■ THE RECORDS ■
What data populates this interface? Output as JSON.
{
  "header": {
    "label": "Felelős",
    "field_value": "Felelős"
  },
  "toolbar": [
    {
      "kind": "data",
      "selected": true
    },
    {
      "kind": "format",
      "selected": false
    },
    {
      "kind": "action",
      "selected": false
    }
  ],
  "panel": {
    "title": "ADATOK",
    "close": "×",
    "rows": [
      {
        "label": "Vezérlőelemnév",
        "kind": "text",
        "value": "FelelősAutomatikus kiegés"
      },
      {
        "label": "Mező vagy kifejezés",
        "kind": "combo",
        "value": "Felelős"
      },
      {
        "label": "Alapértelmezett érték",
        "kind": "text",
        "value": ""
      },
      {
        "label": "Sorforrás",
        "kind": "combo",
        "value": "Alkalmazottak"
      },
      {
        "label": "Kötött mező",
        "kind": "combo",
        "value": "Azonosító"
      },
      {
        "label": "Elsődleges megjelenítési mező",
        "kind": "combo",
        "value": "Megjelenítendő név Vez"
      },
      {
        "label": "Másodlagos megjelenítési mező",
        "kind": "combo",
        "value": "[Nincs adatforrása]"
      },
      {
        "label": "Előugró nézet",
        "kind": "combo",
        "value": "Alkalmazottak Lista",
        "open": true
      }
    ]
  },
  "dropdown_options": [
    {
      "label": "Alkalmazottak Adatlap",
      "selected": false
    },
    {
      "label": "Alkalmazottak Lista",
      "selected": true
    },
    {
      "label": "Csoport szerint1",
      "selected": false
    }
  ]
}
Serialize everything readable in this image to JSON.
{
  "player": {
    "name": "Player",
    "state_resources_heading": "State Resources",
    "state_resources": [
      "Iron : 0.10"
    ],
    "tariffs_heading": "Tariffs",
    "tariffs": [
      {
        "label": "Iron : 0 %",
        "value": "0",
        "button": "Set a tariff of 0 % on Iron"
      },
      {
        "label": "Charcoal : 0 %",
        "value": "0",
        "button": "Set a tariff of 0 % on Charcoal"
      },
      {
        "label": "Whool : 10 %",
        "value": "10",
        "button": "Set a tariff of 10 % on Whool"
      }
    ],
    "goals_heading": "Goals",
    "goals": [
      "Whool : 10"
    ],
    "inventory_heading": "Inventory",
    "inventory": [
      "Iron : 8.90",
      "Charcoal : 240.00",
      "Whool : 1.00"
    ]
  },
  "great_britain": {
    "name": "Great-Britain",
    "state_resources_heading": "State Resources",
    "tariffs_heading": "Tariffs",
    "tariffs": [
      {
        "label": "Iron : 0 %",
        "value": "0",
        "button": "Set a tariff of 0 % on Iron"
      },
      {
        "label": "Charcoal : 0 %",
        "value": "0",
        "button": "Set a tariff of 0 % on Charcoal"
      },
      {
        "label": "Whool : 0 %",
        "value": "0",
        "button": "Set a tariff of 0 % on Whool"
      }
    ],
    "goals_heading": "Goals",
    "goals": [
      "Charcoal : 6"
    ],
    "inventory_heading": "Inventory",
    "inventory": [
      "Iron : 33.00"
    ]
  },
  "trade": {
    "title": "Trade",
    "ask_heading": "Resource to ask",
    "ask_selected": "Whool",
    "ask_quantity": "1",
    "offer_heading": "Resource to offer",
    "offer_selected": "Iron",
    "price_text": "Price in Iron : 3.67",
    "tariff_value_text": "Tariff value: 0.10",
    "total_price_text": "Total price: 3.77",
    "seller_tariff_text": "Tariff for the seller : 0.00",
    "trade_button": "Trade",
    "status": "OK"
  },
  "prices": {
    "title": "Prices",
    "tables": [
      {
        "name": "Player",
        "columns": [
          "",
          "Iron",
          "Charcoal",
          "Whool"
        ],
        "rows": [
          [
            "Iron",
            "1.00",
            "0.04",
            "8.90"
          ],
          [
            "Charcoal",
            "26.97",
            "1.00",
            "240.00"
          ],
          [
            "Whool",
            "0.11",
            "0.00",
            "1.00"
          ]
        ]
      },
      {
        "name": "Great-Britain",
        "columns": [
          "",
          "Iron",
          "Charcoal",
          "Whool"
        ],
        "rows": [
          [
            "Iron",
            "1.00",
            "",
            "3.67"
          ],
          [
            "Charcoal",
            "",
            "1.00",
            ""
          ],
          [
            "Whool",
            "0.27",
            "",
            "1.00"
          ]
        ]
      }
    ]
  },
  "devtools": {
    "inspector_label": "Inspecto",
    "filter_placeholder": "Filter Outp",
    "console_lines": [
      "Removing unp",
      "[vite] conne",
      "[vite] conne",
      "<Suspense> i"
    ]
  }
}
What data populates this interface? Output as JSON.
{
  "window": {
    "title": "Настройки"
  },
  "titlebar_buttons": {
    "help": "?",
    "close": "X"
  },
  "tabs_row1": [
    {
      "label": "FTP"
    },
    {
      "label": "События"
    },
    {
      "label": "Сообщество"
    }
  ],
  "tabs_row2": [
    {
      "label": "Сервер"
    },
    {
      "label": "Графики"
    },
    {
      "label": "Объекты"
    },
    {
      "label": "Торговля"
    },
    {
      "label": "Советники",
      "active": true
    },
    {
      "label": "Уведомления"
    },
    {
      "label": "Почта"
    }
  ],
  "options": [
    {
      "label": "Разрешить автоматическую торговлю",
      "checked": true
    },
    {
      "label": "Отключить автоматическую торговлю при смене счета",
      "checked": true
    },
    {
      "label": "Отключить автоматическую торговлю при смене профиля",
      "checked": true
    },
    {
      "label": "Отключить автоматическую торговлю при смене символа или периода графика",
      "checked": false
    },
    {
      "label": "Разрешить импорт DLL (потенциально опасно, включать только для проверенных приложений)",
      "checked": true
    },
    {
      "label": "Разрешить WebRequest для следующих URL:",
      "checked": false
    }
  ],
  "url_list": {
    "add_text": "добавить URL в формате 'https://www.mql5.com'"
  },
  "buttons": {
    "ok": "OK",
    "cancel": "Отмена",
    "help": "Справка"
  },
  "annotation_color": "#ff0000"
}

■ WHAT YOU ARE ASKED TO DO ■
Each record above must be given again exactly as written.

■ WRITTEN RESPONSE ■
What data populates this interface? Output as JSON.
{
  "header": {
    "label": "Felelős",
    "field_value": "Felelős"
  },
  "toolbar": [
    {
      "kind": "data",
      "selected": true
    },
    {
      "kind": "format",
      "selected": false
    },
    {
      "kind": "action",
      "selected": false
    }
  ],
  "panel": {
    "title": "ADATOK",
    "close": "×",
    "rows": [
      {
        "label": "Vezérlőelemnév",
        "kind": "text",
        "value": "FelelősAutomatikus kiegés"
      },
      {
        "label": "Mező vagy kifejezés",
        "kind": "combo",
        "value": "Felelős"
      },
      {
        "label": "Alapértelmezett érték",
        "kind": "text",
        "value": ""
      },
      {
        "label": "Sorforrás",
        "kind": "combo",
        "value": "Alkalmazottak"
      },
      {
        "label": "Kötött mező",
        "kind": "combo",
        "value": "Azonosító"
      },
      {
        "label": "Elsődleges megjelenítési mező",
        "kind": "combo",
        "value": "Megjelenítendő név Vez"
      },
      {
        "label": "Másodlagos megjelenítési mező",
        "kind": "combo",
        "value": "[Nincs adatforrása]"
      },
      {
        "label": "Előugró nézet",
        "kind": "combo",
        "value": "Alkalmazottak Lista",
        "open": true
      }
    ]
  },
  "dropdown_options": [
    {
      "label": "Alkalmazottak Adatlap",
      "selected": false
    },
    {
      "label": "Alkalmazottak Lista",
      "selected": true
    },
    {
      "label": "Csoport szerint1",
      "selected": false
    }
  ]
}
Serialize everything readable in this image to JSON.
{
  "player": {
    "name": "Player",
    "state_resources_heading": "State Resources",
    "state_resources": [
      "Iron : 0.10"
    ],
    "tariffs_heading": "Tariffs",
    "tariffs": [
      {
        "label": "Iron : 0 %",
        "value": "0",
        "button": "Set a tariff of 0 % on Iron"
      },
      {
        "label": "Charcoal : 0 %",
        "value": "0",
        "button": "Set a tariff of 0 % on Charcoal"
      },
      {
        "label": "Whool : 10 %",
        "value": "10",
        "button": "Set a tariff of 10 % on Whool"
      }
    ],
    "goals_heading": "Goals",
    "goals": [
      "Whool : 10"
    ],
    "inventory_heading": "Inventory",
    "inventory": [
      "Iron : 8.90",
      "Charcoal : 240.00",
      "Whool : 1.00"
    ]
  },
  "great_britain": {
    "name": "Great-Britain",
    "state_resources_heading": "State Resources",
    "tariffs_heading": "Tariffs",
    "tariffs": [
      {
        "label": "Iron : 0 %",
        "value": "0",
        "button": "Set a tariff of 0 % on Iron"
      },
      {
        "label": "Charcoal : 0 %",
        "value": "0",
        "button": "Set a tariff of 0 % on Charcoal"
      },
      {
        "label": "Whool : 0 %",
        "value": "0",
        "button": "Set a tariff of 0 % on Whool"
      }
    ],
    "goals_heading": "Goals",
    "goals": [
      "Charcoal : 6"
    ],
    "inventory_heading": "Inventory",
    "inventory": [
      "Iron : 33.00"
    ]
  },
  "trade": {
    "title": "Trade",
    "ask_heading": "Resource to ask",
    "ask_selected": "Whool",
    "ask_quantity": "1",
    "offer_heading": "Resource to offer",
    "offer_selected": "Iron",
    "price_text": "Price in Iron : 3.67",
    "tariff_value_text": "Tariff value: 0.10",
    "total_price_text": "Total price: 3.77",
    "seller_tariff_text": "Tariff for the seller : 0.00",
    "trade_button": "Trade",
    "status": "OK"
  },
  "prices": {
    "title": "Prices",
    "tables": [
      {
        "name": "Player",
        "columns": [
          "",
          "Iron",
          "Charcoal",
          "Whool"
        ],
        "rows": [
          [
            "Iron",
            "1.00",
            "0.04",
            "8.90"
          ],
          [
            "Charcoal",
            "26.97",
            "1.00",
            "240.00"
          ],
          [
            "Whool",
            "0.11",
            "0.00",
            "1.00"
          ]
        ]
      },
      {
        "name": "Great-Britain",
        "columns": [
          "",
          "Iron",
          "Charcoal",
          "Whool"
        ],
        "rows": [
          [
            "Iron",
            "1.00",
            "",
            "3.67"
          ],
          [
            "Charcoal",
            "",
            "1.00",
            ""
          ],
          [
            "Whool",
            "0.27",
            "",
            "1.00"
          ]
        ]
      }
    ]
  },
  "devtools": {
    "inspector_label": "Inspecto",
    "filter_placeholder": "Filter Outp",
    "console_lines": [
      "Removing unp",
      "[vite] conne",
      "[vite] conne",
      "<Suspense> i"
    ]
  }
}
What data populates this interface? Output as JSON.
{
  "window": {
    "title": "Настройки"
  },
  "titlebar_buttons": {
    "help": "?",
    "close": "X"
  },
  "tabs_row1": [
    {
      "label": "FTP"
    },
    {
      "label": "События"
    },
    {
      "label": "Сообщество"
    }
  ],
  "tabs_row2": [
    {
      "label": "Сервер"
    },
    {
      "label": "Графики"
    },
    {
      "label": "Объекты"
    },
    {
      "label": "Торговля"
    },
    {
      "label": "Советники",
      "active": true
    },
    {
      "label": "Уведомления"
    },
    {
      "label": "Почта"
    }
  ],
  "options": [
    {
      "label": "Разрешить автоматическую торговлю",
      "checked": true
    },
    {
      "label": "Отключить автоматическую торговлю при смене счета",
      "checked": true
    },
    {
      "label": "Отключить автоматическую торговлю при смене профиля",
      "checked": true
    },
    {
      "label": "Отключить автоматическую торговлю при смене символа или периода графика",
      "checked": false
    },
    {
      "label": "Разрешить импорт DLL (потенциально опасно, включать только для проверенных приложений)",
      "checked": true
    },
    {
      "label": "Разрешить WebRequest для следующих URL:",
      "checked": false
    }
  ],
  "url_list": {
    "add_text": "добавить URL в формате 'https://www.mql5.com'"
  },
  "buttons": {
    "ok": "OK",
    "cancel": "Отмена",
    "help": "Справка"
  },
  "annotation_color": "#ff0000"
}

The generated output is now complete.